In the South-Western District of Kiryandongo, multinational companies including Agilis Partners Limited, Kiryandongo Sugar Limited, and Great Seasons SMC Limited with funding from The United States Agency for International Development (USAID), The Department for International Development (DFID) of the United Kingdom, and Common Fund for Commodities among other financiers are forcefully evicting more than 35,000 people. The eviction has been on since 2017.

Workers that worked on a World Bank Project in Soroti, in the far east of the country, are accused of sexually harassing minors. Several young girls were defiled and left pregnant. Despite the government being aware of this none of the pedophiles have been brought to book, the World Bank-funded project in the Eastern Town of Soroti left several underage girls defiled and impregnated.

In late 2020, residents of Kawaala zone II woke up to the hail of armed men and graders evicting and destroying their properties to implement a multimillion-dollar project funded by the World Bank.

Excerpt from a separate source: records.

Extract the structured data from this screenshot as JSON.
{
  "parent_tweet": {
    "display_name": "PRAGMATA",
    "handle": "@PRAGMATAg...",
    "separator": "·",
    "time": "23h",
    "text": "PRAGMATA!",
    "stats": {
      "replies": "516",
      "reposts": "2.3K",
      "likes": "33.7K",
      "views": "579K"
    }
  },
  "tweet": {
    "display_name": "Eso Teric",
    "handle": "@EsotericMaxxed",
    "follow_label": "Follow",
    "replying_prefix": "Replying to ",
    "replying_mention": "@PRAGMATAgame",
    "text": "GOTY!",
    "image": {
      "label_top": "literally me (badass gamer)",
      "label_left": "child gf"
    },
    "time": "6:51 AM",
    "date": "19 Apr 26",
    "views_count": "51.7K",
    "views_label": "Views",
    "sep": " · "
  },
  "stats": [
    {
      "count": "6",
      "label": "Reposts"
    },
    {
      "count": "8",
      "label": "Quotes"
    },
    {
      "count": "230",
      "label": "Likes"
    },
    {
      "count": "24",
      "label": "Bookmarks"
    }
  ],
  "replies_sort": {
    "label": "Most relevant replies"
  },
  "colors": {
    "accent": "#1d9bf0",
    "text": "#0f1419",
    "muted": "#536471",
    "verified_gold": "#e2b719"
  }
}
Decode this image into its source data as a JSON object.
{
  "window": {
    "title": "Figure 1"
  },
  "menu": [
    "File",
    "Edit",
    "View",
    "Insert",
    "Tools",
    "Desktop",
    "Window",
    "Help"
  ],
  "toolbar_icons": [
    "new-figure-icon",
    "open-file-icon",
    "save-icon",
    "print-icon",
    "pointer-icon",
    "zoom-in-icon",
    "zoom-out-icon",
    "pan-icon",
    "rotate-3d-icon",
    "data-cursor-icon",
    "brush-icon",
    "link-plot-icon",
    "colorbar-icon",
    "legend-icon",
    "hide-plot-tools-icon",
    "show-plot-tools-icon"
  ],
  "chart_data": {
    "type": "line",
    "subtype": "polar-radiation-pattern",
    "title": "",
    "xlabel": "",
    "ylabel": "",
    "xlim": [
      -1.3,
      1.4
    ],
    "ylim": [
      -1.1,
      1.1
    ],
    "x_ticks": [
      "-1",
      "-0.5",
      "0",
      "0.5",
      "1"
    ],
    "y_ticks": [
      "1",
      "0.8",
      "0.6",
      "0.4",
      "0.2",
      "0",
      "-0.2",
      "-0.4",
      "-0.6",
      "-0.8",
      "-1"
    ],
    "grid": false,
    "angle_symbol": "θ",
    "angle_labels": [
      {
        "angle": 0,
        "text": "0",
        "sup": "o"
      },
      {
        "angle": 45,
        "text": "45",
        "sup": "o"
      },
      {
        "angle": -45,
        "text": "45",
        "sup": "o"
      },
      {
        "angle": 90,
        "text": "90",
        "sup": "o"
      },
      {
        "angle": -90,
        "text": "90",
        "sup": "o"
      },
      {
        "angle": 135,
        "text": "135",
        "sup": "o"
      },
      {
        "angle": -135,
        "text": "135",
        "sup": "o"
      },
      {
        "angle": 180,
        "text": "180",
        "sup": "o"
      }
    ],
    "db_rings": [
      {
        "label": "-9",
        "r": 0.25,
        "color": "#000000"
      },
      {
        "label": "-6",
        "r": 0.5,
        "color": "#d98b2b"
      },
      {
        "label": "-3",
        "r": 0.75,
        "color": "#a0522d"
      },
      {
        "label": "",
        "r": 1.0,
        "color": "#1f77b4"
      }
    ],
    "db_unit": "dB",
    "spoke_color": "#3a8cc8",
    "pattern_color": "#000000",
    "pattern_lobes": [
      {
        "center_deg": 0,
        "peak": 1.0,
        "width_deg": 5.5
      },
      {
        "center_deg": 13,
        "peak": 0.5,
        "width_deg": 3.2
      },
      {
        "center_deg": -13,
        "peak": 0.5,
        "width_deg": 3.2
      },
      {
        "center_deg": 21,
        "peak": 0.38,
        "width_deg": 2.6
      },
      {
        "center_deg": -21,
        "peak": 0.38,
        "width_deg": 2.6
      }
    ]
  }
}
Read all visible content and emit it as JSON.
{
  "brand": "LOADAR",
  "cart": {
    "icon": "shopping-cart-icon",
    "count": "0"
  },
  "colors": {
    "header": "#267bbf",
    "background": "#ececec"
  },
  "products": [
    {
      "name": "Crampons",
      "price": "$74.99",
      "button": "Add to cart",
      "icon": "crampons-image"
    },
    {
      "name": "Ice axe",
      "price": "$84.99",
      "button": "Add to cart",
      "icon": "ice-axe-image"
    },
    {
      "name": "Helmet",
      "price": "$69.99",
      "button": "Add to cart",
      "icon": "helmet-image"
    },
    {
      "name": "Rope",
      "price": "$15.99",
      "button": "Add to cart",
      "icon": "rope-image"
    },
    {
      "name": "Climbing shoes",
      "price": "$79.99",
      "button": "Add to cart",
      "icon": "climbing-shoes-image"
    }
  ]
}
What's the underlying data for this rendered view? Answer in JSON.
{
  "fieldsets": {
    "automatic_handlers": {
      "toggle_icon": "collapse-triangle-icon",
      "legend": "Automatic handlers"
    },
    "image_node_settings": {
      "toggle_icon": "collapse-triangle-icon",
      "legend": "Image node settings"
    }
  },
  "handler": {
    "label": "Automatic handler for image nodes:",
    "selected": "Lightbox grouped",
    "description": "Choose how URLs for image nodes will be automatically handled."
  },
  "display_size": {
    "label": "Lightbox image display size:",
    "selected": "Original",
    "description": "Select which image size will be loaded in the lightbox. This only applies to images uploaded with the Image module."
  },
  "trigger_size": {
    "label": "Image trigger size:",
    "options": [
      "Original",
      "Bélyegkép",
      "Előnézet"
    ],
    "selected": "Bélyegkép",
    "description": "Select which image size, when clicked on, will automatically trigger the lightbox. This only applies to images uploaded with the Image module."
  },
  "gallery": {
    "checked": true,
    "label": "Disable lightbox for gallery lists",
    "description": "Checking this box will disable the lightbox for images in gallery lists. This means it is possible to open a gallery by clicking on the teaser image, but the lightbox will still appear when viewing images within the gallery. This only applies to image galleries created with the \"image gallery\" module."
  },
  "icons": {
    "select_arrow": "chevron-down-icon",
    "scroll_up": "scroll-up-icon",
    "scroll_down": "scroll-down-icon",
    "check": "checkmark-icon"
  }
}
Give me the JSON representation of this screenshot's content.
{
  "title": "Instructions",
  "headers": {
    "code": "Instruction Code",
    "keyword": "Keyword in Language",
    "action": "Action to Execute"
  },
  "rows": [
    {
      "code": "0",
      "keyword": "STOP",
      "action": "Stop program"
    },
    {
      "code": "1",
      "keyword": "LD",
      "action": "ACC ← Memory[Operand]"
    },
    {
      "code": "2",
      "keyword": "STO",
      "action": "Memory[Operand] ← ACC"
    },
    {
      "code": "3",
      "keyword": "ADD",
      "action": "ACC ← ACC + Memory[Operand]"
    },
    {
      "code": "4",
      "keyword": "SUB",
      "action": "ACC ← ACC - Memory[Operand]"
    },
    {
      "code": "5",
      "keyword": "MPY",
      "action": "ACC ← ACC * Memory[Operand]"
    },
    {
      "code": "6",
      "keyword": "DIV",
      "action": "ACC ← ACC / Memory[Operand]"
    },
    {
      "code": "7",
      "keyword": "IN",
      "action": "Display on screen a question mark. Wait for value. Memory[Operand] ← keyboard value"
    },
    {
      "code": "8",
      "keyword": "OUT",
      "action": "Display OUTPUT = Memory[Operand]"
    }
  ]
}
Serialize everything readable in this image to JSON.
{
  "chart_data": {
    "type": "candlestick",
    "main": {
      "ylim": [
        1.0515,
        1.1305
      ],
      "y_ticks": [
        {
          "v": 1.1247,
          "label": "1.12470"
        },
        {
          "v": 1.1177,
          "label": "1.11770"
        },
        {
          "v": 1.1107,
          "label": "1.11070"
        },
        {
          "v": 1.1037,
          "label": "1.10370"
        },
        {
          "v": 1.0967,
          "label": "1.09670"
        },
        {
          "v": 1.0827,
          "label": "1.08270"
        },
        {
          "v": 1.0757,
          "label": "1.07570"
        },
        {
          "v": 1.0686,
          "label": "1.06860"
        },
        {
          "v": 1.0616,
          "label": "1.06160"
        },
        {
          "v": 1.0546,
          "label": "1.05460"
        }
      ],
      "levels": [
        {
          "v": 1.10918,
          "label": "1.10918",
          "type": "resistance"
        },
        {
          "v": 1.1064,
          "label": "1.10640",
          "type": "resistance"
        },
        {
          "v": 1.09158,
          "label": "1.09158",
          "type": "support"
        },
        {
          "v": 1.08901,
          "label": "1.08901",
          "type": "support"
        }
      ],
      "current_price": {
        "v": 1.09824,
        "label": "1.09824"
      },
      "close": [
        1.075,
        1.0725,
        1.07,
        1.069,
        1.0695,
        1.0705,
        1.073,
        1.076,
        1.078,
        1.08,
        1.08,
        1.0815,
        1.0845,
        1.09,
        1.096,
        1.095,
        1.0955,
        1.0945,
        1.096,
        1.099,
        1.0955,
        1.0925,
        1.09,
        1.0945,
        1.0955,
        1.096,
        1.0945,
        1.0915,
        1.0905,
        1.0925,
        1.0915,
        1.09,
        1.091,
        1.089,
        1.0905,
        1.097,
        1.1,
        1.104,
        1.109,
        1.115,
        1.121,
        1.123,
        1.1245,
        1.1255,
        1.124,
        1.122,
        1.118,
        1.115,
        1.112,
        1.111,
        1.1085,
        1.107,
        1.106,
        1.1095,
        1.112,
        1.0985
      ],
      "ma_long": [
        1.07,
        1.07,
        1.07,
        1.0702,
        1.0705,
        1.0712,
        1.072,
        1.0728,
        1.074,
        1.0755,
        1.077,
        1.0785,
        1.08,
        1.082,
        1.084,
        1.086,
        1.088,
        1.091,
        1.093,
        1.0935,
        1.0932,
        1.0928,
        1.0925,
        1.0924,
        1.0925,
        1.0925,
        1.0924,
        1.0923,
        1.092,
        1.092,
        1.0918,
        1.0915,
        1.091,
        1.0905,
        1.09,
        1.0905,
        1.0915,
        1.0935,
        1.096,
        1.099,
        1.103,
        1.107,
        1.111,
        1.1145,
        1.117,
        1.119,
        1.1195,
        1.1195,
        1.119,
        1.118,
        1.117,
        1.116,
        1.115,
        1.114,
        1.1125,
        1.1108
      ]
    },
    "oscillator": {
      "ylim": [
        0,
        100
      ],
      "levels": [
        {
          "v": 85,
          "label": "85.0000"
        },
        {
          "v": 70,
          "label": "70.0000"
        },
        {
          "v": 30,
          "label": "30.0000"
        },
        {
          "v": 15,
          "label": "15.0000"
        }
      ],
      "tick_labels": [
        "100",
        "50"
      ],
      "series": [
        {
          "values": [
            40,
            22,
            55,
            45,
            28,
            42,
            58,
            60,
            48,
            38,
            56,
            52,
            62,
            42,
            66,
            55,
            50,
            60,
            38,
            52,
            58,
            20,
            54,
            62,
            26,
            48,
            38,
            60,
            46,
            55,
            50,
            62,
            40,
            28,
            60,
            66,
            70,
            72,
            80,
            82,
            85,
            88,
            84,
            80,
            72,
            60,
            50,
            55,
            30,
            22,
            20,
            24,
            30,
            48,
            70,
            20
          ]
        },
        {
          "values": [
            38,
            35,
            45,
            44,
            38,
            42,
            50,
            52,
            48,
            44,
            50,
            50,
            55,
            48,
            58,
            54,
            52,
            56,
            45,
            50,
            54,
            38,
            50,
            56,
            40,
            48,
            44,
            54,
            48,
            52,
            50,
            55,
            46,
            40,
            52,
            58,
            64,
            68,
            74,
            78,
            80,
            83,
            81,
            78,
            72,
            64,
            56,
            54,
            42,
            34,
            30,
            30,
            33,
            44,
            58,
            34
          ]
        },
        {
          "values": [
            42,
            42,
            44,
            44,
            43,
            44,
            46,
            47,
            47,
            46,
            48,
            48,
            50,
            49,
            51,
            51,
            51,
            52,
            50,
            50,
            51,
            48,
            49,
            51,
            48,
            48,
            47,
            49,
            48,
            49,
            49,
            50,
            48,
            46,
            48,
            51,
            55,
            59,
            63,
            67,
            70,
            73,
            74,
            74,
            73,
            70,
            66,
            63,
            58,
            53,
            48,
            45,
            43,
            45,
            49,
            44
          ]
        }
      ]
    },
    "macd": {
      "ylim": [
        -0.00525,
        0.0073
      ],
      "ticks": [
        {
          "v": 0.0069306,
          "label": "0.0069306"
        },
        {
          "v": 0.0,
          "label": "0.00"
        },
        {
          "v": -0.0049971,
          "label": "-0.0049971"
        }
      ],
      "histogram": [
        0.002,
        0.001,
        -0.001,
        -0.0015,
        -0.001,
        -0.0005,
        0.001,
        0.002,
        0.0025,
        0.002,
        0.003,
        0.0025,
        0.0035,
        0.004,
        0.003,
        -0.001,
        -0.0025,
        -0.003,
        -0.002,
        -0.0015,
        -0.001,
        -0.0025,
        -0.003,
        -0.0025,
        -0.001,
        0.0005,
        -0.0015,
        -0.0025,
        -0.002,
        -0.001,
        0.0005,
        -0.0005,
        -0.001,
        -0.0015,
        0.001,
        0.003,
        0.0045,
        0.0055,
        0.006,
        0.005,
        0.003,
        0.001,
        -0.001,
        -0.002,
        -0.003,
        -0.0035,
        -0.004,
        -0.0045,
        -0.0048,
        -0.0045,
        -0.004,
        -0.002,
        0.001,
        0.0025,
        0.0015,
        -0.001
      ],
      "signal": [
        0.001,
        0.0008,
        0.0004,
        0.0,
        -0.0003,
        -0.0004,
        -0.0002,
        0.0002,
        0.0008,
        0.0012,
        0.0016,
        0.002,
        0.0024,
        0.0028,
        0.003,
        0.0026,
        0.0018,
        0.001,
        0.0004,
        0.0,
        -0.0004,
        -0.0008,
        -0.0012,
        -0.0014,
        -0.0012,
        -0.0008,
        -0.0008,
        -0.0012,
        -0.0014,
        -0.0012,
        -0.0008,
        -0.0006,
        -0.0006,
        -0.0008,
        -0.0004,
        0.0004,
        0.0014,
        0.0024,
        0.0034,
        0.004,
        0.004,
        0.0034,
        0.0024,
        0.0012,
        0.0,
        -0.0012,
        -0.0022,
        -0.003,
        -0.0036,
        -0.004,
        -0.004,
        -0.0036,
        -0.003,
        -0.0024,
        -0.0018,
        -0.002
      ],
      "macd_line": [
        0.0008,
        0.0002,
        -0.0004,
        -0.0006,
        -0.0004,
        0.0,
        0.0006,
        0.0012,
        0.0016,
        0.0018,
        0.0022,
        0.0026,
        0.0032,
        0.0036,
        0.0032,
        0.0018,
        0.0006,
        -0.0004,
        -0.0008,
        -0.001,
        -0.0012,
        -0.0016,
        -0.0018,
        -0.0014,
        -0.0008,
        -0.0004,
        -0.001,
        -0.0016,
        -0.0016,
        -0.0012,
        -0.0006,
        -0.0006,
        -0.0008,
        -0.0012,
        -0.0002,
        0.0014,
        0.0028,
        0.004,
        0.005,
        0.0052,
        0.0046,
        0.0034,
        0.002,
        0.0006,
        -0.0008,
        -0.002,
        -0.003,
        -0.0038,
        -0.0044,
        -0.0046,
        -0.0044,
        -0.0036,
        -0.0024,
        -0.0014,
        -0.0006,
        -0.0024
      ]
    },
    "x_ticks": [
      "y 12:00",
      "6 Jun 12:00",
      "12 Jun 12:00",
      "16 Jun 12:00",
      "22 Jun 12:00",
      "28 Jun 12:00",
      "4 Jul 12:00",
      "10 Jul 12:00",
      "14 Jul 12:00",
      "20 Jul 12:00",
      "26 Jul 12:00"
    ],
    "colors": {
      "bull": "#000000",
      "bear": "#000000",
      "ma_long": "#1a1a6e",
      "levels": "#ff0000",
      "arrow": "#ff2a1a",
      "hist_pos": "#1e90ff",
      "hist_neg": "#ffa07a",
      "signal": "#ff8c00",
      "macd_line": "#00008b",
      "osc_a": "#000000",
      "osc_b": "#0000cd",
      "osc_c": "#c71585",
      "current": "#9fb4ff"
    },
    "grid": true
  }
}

The project is being implemented by the Kampala Capital city Authority (KCCA) on behalf of the government of Uganda.

The above-listed and other projects, on the other hand, continue to perpetuate violence and judicial harassment against leaders of Project Affected Persons (PAPs) and community land and environmental rights defenders because of their work that resists illegal evictions and destruction of the environment among others.

Although project implementers such as government entities accuse local communities of occupying land targeted for projects illegally, in most cases victim communities have rights over these pieces of land because their settlement on the same land can be traced to have happened generations ago.

No matter how people are negatively impacted being by these harmful projects, financiers continue to release more money to the government and investors. The banks aim at profit margins other than the livelihoods of the people. In Bulebi village, Mbazi parish, Mpunge Sub County in Mukono district, Akon’s futuristic city is about to lead to the eviction of over 1000 residents whose entire lives have been built on their land.

In April last year, American rapper Aliaune Damala Badara well known for his stage name AKON visited Uganda in search of land for constructing the city. On the same business trip, he met President Museveni Yoweri Kaguta and expressed his interest in building a futuristic city with its currency. The president ordered the Ministry of Lands, housing, and urban development to look out for free land for his city.

However, on 7th Jan 2022, the Uganda Land Commission showed the Minister for Lands, Housing, and Urban Development “Hon Judith Nabakooba” land that was proposed for the Akon city. According to the Uganda land commission, the land is Freehold Volume 53 Folio 9 measuring I square mile.

This has sparked outrage amongst the affected as they were never consulted or consented to allow the project in their community. According to community members that Witness Radio interviewed, they said they heard the distressing news of Akon city through the Media.

The community said no official from the ministry has ever approached them about their land giveaway. “Our country is full of land evictions and evictors begin in that way. There has been no official coming on the ground to officially inform us about the project and neither have we heard any official communication of compensation.” Obori said.

Residing in the attractive village surrounded by freshwaters, the community asserts this has been the source of livelihood and advised the government to get alternative land for the City.

Controversies surrounding the land giveaway and ownership of the area still exist. A section of residents have protested and vowed not to surrender their land for the City. They claim to have acquired freehold titles from the Mukono lands board.

Continue Reading

Resource Center

Legal Framework




Subscribe to Witness Radio's newsletter


Subscribe to Witness Radio's newsletter